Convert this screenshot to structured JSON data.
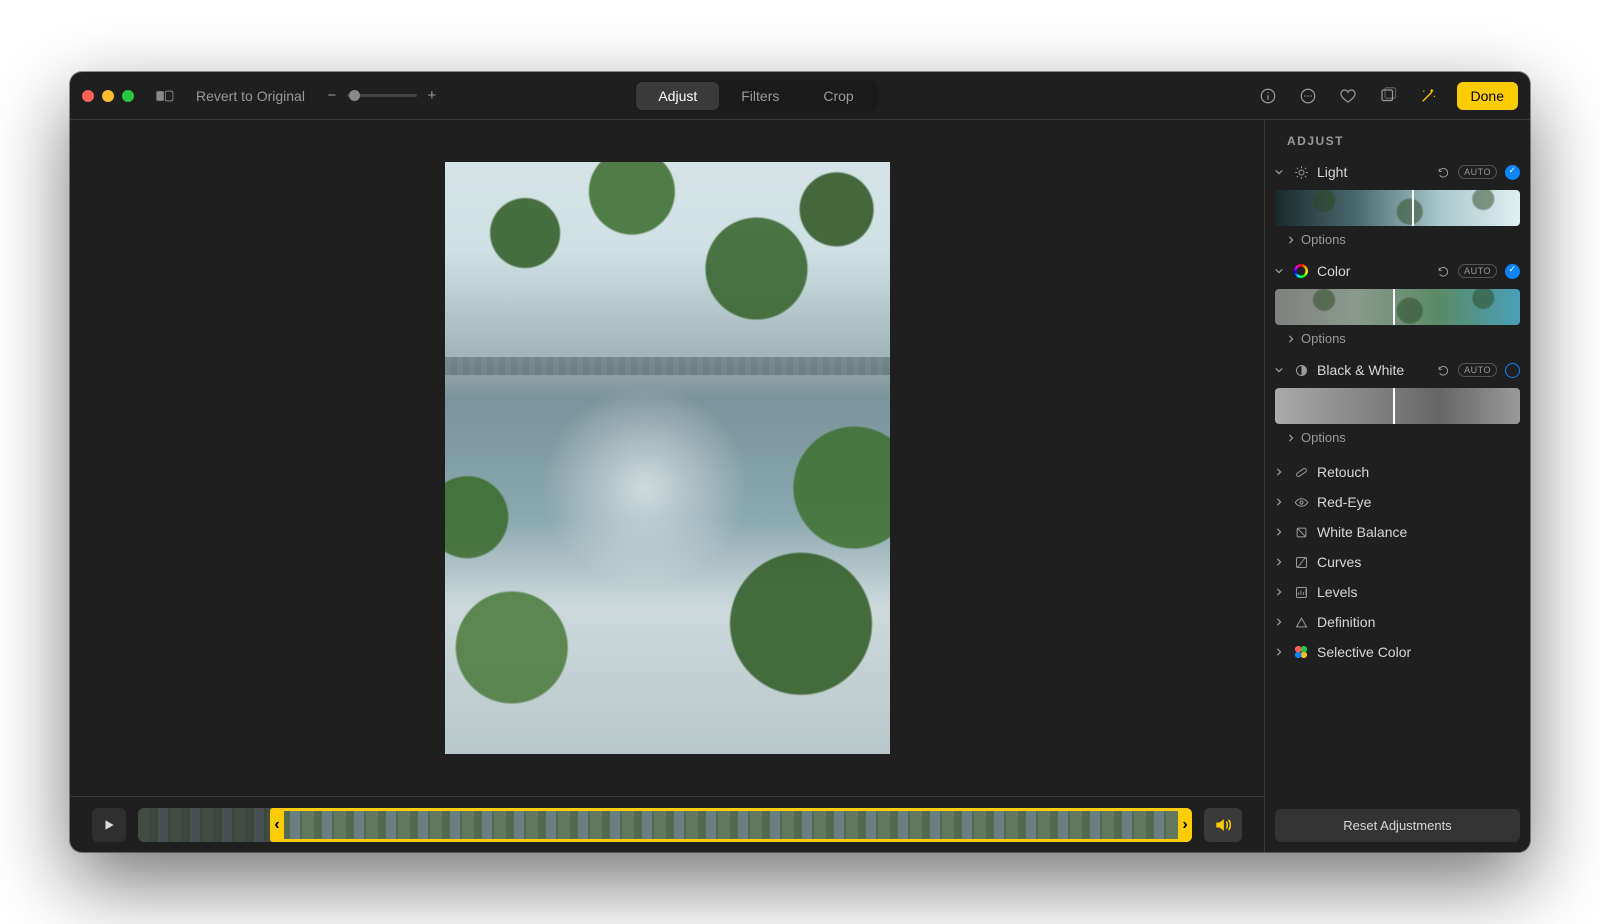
{
  "toolbar": {
    "revert_label": "Revert to Original",
    "tabs": {
      "adjust": "Adjust",
      "filters": "Filters",
      "crop": "Crop"
    },
    "done_label": "Done"
  },
  "sidebar": {
    "heading": "ADJUST",
    "light": {
      "title": "Light",
      "options": "Options",
      "auto": "AUTO"
    },
    "color": {
      "title": "Color",
      "options": "Options",
      "auto": "AUTO"
    },
    "bw": {
      "title": "Black & White",
      "options": "Options",
      "auto": "AUTO"
    },
    "retouch": {
      "title": "Retouch"
    },
    "redeye": {
      "title": "Red-Eye"
    },
    "wb": {
      "title": "White Balance"
    },
    "curves": {
      "title": "Curves"
    },
    "levels": {
      "title": "Levels"
    },
    "definition": {
      "title": "Definition"
    },
    "selcolor": {
      "title": "Selective Color"
    },
    "reset_label": "Reset Adjustments"
  }
}
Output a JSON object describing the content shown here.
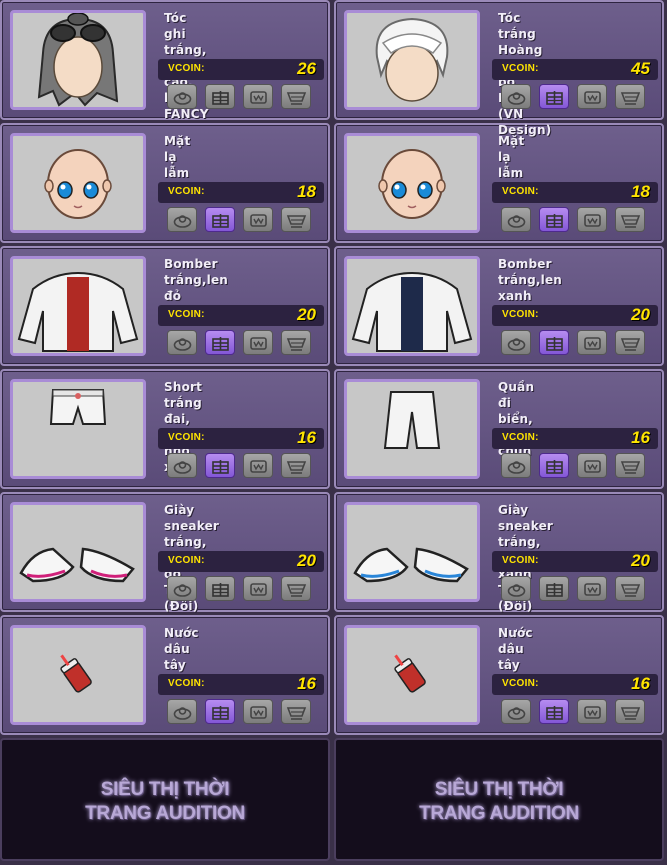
{
  "vcoin_label": "VCOIN:",
  "items": [
    {
      "name": "Tóc ghi trắng, buộc cao, kính FANCY",
      "price": "26",
      "illustration": "hair-gray-goggles",
      "active_button": "none"
    },
    {
      "name": "Tóc trắng Hoàng Tử bộ Elsa (VN Design)",
      "price": "45",
      "illustration": "hair-white",
      "active_button": "gift"
    },
    {
      "name": "Mặt lạ lẫm",
      "price": "18",
      "illustration": "face",
      "active_button": "gift"
    },
    {
      "name": "Mặt lạ lẫm",
      "price": "18",
      "illustration": "face",
      "active_button": "gift"
    },
    {
      "name": "Bomber trắng,len đỏ (Đôi)",
      "price": "20",
      "illustration": "jacket-red",
      "active_button": "gift"
    },
    {
      "name": "Bomber trắng,len xanh (Đôi)",
      "price": "20",
      "illustration": "jacket-navy",
      "active_button": "gift"
    },
    {
      "name": "Short trắng đai, nơ nhỏ xinh",
      "price": "16",
      "illustration": "shorts",
      "active_button": "gift"
    },
    {
      "name": "Quần đi biển, quá chun",
      "price": "16",
      "illustration": "long-shorts",
      "active_button": "gift"
    },
    {
      "name": "Giày sneaker trắng, viền đỏ Tươi (Đôi)",
      "price": "20",
      "illustration": "sneaker-pink",
      "active_button": "none"
    },
    {
      "name": "Giày sneaker trắng, viền xanh Tươi (Đôi)",
      "price": "20",
      "illustration": "sneaker-blue",
      "active_button": "none"
    },
    {
      "name": "Nước dâu tây",
      "price": "16",
      "illustration": "drink",
      "active_button": "gift"
    },
    {
      "name": "Nước dâu tây",
      "price": "16",
      "illustration": "drink",
      "active_button": "gift"
    }
  ],
  "buttons": [
    {
      "id": "try",
      "icon": "fitting-icon"
    },
    {
      "id": "gift",
      "icon": "gift-box-icon"
    },
    {
      "id": "wish",
      "icon": "wishlist-icon"
    },
    {
      "id": "cart",
      "icon": "shopping-cart-icon"
    }
  ],
  "banner_text": "SIÊU THỊ THỜI\nTRANG AUDITION"
}
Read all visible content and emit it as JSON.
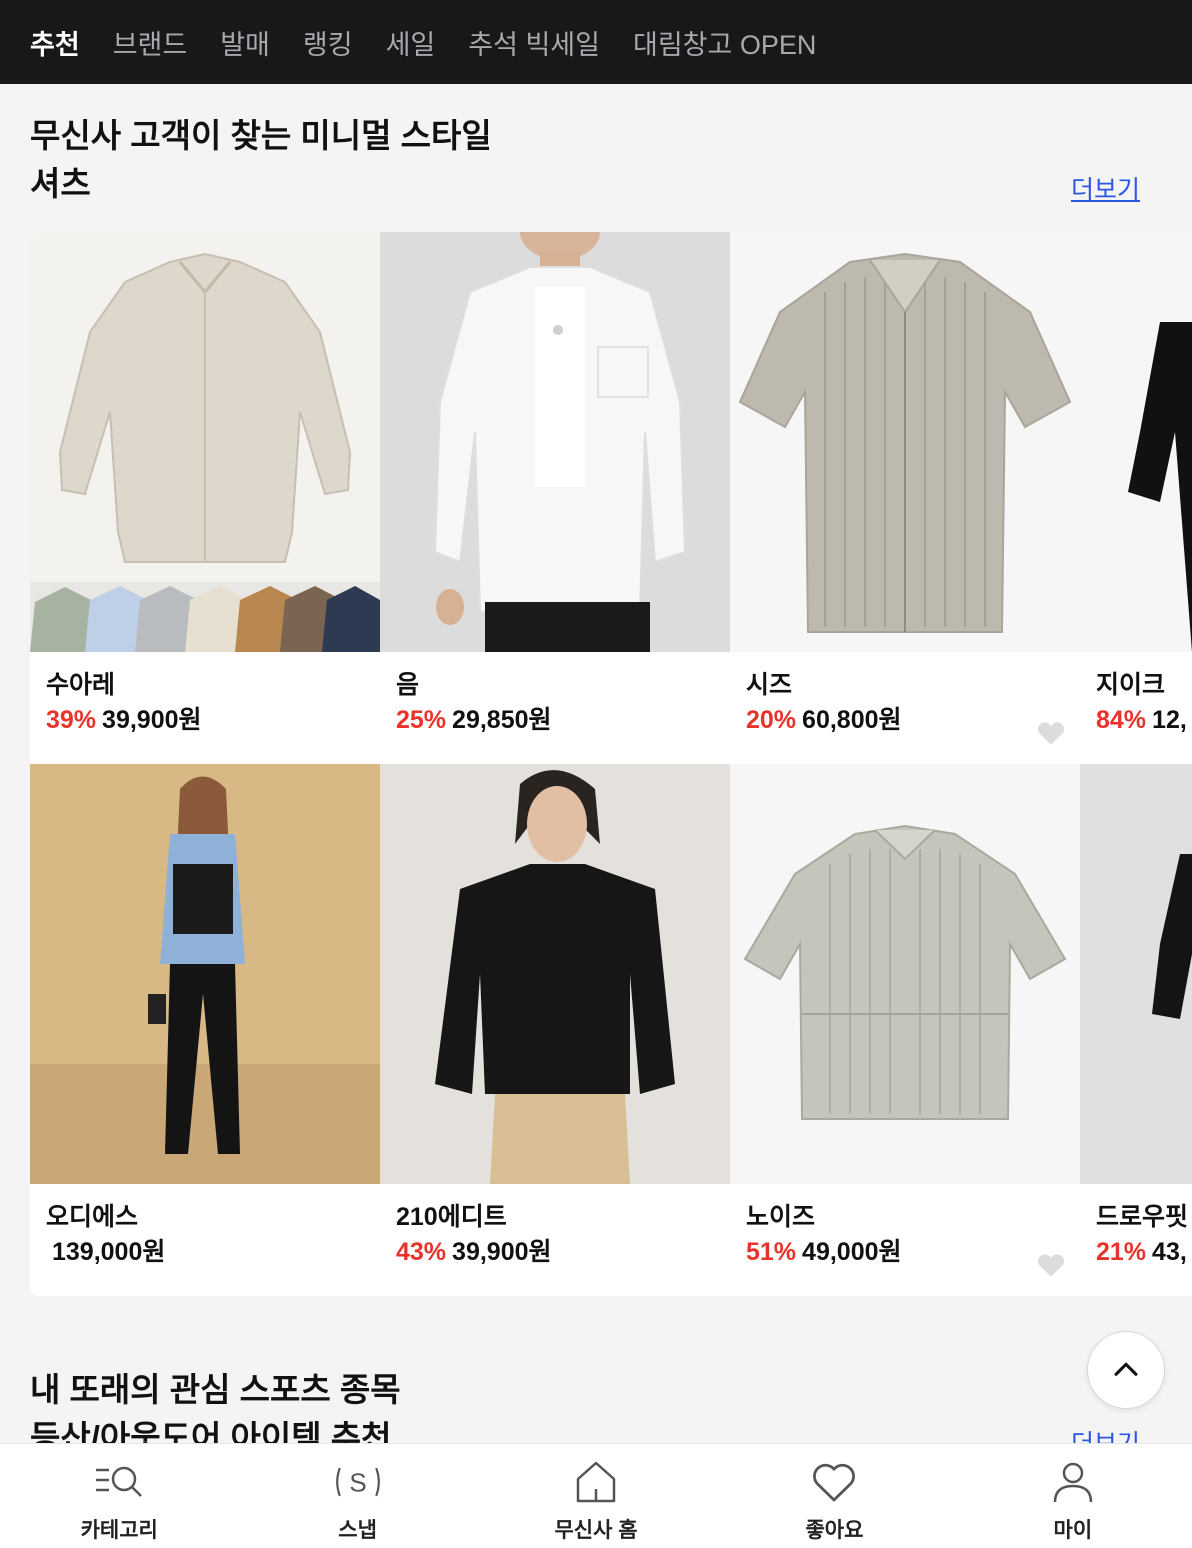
{
  "top_nav": {
    "tabs": [
      {
        "label": "추천",
        "active": true
      },
      {
        "label": "브랜드",
        "active": false
      },
      {
        "label": "발매",
        "active": false
      },
      {
        "label": "랭킹",
        "active": false
      },
      {
        "label": "세일",
        "active": false
      },
      {
        "label": "추석 빅세일",
        "active": false
      },
      {
        "label": "대림창고 OPEN",
        "active": false
      }
    ]
  },
  "section1": {
    "title_line1": "무신사 고객이 찾는 미니멀 스타일",
    "title_line2": "셔츠",
    "more_label": "더보기",
    "products": [
      {
        "brand": "수아레",
        "discount": "39%",
        "price": "39,900원",
        "image": "beige-linen-shirt-with-color-swatches"
      },
      {
        "brand": "음",
        "discount": "25%",
        "price": "29,850원",
        "image": "model-white-shirt"
      },
      {
        "brand": "시즈",
        "discount": "20%",
        "price": "60,800원",
        "image": "grey-striped-short-sleeve-shirt"
      },
      {
        "brand": "지이크",
        "discount": "84%",
        "price": "12,",
        "image": "black-shirt-cropped"
      },
      {
        "brand": "오디에스",
        "discount": "",
        "price": "139,000원",
        "image": "model-blue-shirt-black-vest"
      },
      {
        "brand": "210에디트",
        "discount": "43%",
        "price": "39,900원",
        "image": "model-black-shirt-beige-pants"
      },
      {
        "brand": "노이즈",
        "discount": "51%",
        "price": "49,000원",
        "image": "grey-striped-short-sleeve-shirt-2"
      },
      {
        "brand": "드로우핏",
        "discount": "21%",
        "price": "43,",
        "image": "model-black-tshirt-cropped"
      }
    ]
  },
  "section2": {
    "title_line1": "내 또래의 관심 스포츠 종목",
    "title_line2": "등산/아웃도어 아이템 추천",
    "more_label": "더보기"
  },
  "scroll_top": {
    "icon": "chevron-up-icon"
  },
  "bottom_nav": {
    "items": [
      {
        "label": "카테고리",
        "icon": "category-search-icon"
      },
      {
        "label": "스냅",
        "icon": "snap-s-icon"
      },
      {
        "label": "무신사 홈",
        "icon": "home-icon"
      },
      {
        "label": "좋아요",
        "icon": "heart-icon"
      },
      {
        "label": "마이",
        "icon": "person-icon"
      }
    ]
  },
  "colors": {
    "nav_bg": "#17181a",
    "discount_red": "#e8332a",
    "link_blue": "#2a55e5"
  }
}
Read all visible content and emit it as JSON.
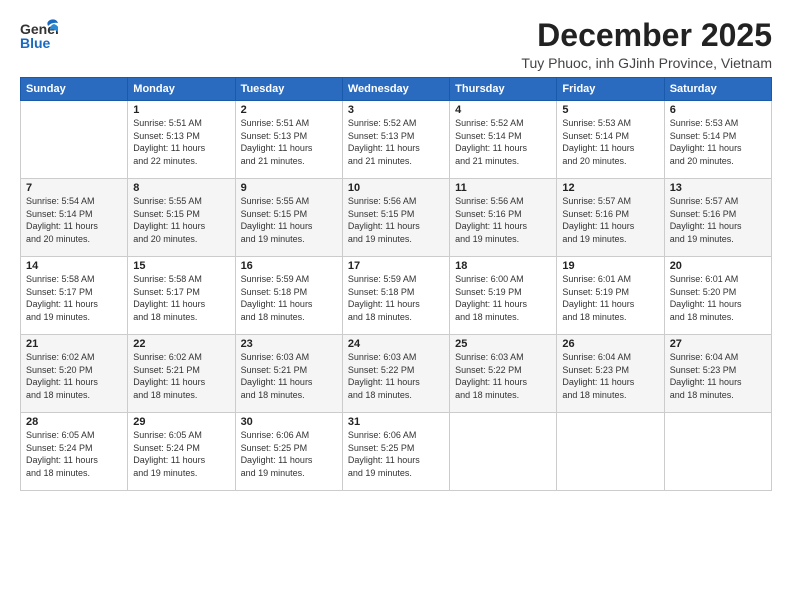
{
  "logo": {
    "general": "General",
    "blue": "Blue"
  },
  "title": "December 2025",
  "subtitle": "Tuy Phuoc, inh GJinh Province, Vietnam",
  "days_header": [
    "Sunday",
    "Monday",
    "Tuesday",
    "Wednesday",
    "Thursday",
    "Friday",
    "Saturday"
  ],
  "weeks": [
    [
      {
        "num": "",
        "info": ""
      },
      {
        "num": "1",
        "info": "Sunrise: 5:51 AM\nSunset: 5:13 PM\nDaylight: 11 hours\nand 22 minutes."
      },
      {
        "num": "2",
        "info": "Sunrise: 5:51 AM\nSunset: 5:13 PM\nDaylight: 11 hours\nand 21 minutes."
      },
      {
        "num": "3",
        "info": "Sunrise: 5:52 AM\nSunset: 5:13 PM\nDaylight: 11 hours\nand 21 minutes."
      },
      {
        "num": "4",
        "info": "Sunrise: 5:52 AM\nSunset: 5:14 PM\nDaylight: 11 hours\nand 21 minutes."
      },
      {
        "num": "5",
        "info": "Sunrise: 5:53 AM\nSunset: 5:14 PM\nDaylight: 11 hours\nand 20 minutes."
      },
      {
        "num": "6",
        "info": "Sunrise: 5:53 AM\nSunset: 5:14 PM\nDaylight: 11 hours\nand 20 minutes."
      }
    ],
    [
      {
        "num": "7",
        "info": "Sunrise: 5:54 AM\nSunset: 5:14 PM\nDaylight: 11 hours\nand 20 minutes."
      },
      {
        "num": "8",
        "info": "Sunrise: 5:55 AM\nSunset: 5:15 PM\nDaylight: 11 hours\nand 20 minutes."
      },
      {
        "num": "9",
        "info": "Sunrise: 5:55 AM\nSunset: 5:15 PM\nDaylight: 11 hours\nand 19 minutes."
      },
      {
        "num": "10",
        "info": "Sunrise: 5:56 AM\nSunset: 5:15 PM\nDaylight: 11 hours\nand 19 minutes."
      },
      {
        "num": "11",
        "info": "Sunrise: 5:56 AM\nSunset: 5:16 PM\nDaylight: 11 hours\nand 19 minutes."
      },
      {
        "num": "12",
        "info": "Sunrise: 5:57 AM\nSunset: 5:16 PM\nDaylight: 11 hours\nand 19 minutes."
      },
      {
        "num": "13",
        "info": "Sunrise: 5:57 AM\nSunset: 5:16 PM\nDaylight: 11 hours\nand 19 minutes."
      }
    ],
    [
      {
        "num": "14",
        "info": "Sunrise: 5:58 AM\nSunset: 5:17 PM\nDaylight: 11 hours\nand 19 minutes."
      },
      {
        "num": "15",
        "info": "Sunrise: 5:58 AM\nSunset: 5:17 PM\nDaylight: 11 hours\nand 18 minutes."
      },
      {
        "num": "16",
        "info": "Sunrise: 5:59 AM\nSunset: 5:18 PM\nDaylight: 11 hours\nand 18 minutes."
      },
      {
        "num": "17",
        "info": "Sunrise: 5:59 AM\nSunset: 5:18 PM\nDaylight: 11 hours\nand 18 minutes."
      },
      {
        "num": "18",
        "info": "Sunrise: 6:00 AM\nSunset: 5:19 PM\nDaylight: 11 hours\nand 18 minutes."
      },
      {
        "num": "19",
        "info": "Sunrise: 6:01 AM\nSunset: 5:19 PM\nDaylight: 11 hours\nand 18 minutes."
      },
      {
        "num": "20",
        "info": "Sunrise: 6:01 AM\nSunset: 5:20 PM\nDaylight: 11 hours\nand 18 minutes."
      }
    ],
    [
      {
        "num": "21",
        "info": "Sunrise: 6:02 AM\nSunset: 5:20 PM\nDaylight: 11 hours\nand 18 minutes."
      },
      {
        "num": "22",
        "info": "Sunrise: 6:02 AM\nSunset: 5:21 PM\nDaylight: 11 hours\nand 18 minutes."
      },
      {
        "num": "23",
        "info": "Sunrise: 6:03 AM\nSunset: 5:21 PM\nDaylight: 11 hours\nand 18 minutes."
      },
      {
        "num": "24",
        "info": "Sunrise: 6:03 AM\nSunset: 5:22 PM\nDaylight: 11 hours\nand 18 minutes."
      },
      {
        "num": "25",
        "info": "Sunrise: 6:03 AM\nSunset: 5:22 PM\nDaylight: 11 hours\nand 18 minutes."
      },
      {
        "num": "26",
        "info": "Sunrise: 6:04 AM\nSunset: 5:23 PM\nDaylight: 11 hours\nand 18 minutes."
      },
      {
        "num": "27",
        "info": "Sunrise: 6:04 AM\nSunset: 5:23 PM\nDaylight: 11 hours\nand 18 minutes."
      }
    ],
    [
      {
        "num": "28",
        "info": "Sunrise: 6:05 AM\nSunset: 5:24 PM\nDaylight: 11 hours\nand 18 minutes."
      },
      {
        "num": "29",
        "info": "Sunrise: 6:05 AM\nSunset: 5:24 PM\nDaylight: 11 hours\nand 19 minutes."
      },
      {
        "num": "30",
        "info": "Sunrise: 6:06 AM\nSunset: 5:25 PM\nDaylight: 11 hours\nand 19 minutes."
      },
      {
        "num": "31",
        "info": "Sunrise: 6:06 AM\nSunset: 5:25 PM\nDaylight: 11 hours\nand 19 minutes."
      },
      {
        "num": "",
        "info": ""
      },
      {
        "num": "",
        "info": ""
      },
      {
        "num": "",
        "info": ""
      }
    ]
  ]
}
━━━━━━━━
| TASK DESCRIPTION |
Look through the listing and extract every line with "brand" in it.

| SOLUTION TO THE PROBLEM |
        "brand": "수아레",
        "brand": "음",
        "brand": "시즈",
        "brand": "지이크",
        "brand": "오디에스",
        "brand": "210에디트",
        "brand": "노이즈",
        "brand": "드로우핏",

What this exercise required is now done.